Segment Open
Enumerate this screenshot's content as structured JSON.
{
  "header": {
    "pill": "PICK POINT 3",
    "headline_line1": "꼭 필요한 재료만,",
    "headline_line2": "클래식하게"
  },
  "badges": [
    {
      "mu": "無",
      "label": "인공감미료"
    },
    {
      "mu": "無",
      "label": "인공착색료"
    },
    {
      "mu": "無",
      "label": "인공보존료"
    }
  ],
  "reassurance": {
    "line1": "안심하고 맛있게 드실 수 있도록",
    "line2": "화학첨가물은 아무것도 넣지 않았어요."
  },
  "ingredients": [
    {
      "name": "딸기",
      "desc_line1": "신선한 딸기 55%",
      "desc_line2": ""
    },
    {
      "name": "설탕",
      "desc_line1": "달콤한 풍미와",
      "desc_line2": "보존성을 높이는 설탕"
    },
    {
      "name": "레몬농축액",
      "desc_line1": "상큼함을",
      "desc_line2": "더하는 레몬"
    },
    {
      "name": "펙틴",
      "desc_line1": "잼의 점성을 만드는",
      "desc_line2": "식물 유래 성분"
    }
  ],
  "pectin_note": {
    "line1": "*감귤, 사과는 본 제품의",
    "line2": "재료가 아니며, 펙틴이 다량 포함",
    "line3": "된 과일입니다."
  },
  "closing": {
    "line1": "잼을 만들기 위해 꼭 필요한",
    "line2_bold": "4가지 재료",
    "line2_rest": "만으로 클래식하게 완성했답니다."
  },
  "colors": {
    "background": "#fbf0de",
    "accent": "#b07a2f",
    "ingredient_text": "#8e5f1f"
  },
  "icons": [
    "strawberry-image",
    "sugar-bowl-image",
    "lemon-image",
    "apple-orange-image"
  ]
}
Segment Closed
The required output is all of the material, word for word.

Enumerate this screenshot's content as structured JSON.
{
  "header": {
    "pill": "PICK POINT 3",
    "headline_line1": "꼭 필요한 재료만,",
    "headline_line2": "클래식하게"
  },
  "badges": [
    {
      "mu": "無",
      "label": "인공감미료"
    },
    {
      "mu": "無",
      "label": "인공착색료"
    },
    {
      "mu": "無",
      "label": "인공보존료"
    }
  ],
  "reassurance": {
    "line1": "안심하고 맛있게 드실 수 있도록",
    "line2": "화학첨가물은 아무것도 넣지 않았어요."
  },
  "ingredients": [
    {
      "name": "딸기",
      "desc_line1": "신선한 딸기 55%",
      "desc_line2": ""
    },
    {
      "name": "설탕",
      "desc_line1": "달콤한 풍미와",
      "desc_line2": "보존성을 높이는 설탕"
    },
    {
      "name": "레몬농축액",
      "desc_line1": "상큼함을",
      "desc_line2": "더하는 레몬"
    },
    {
      "name": "펙틴",
      "desc_line1": "잼의 점성을 만드는",
      "desc_line2": "식물 유래 성분"
    }
  ],
  "pectin_note": {
    "line1": "*감귤, 사과는 본 제품의",
    "line2": "재료가 아니며, 펙틴이 다량 포함",
    "line3": "된 과일입니다."
  },
  "closing": {
    "line1": "잼을 만들기 위해 꼭 필요한",
    "line2_bold": "4가지 재료",
    "line2_rest": "만으로 클래식하게 완성했답니다."
  },
  "colors": {
    "background": "#fbf0de",
    "accent": "#b07a2f",
    "ingredient_text": "#8e5f1f"
  },
  "icons": [
    "strawberry-image",
    "sugar-bowl-image",
    "lemon-image",
    "apple-orange-image"
  ]
}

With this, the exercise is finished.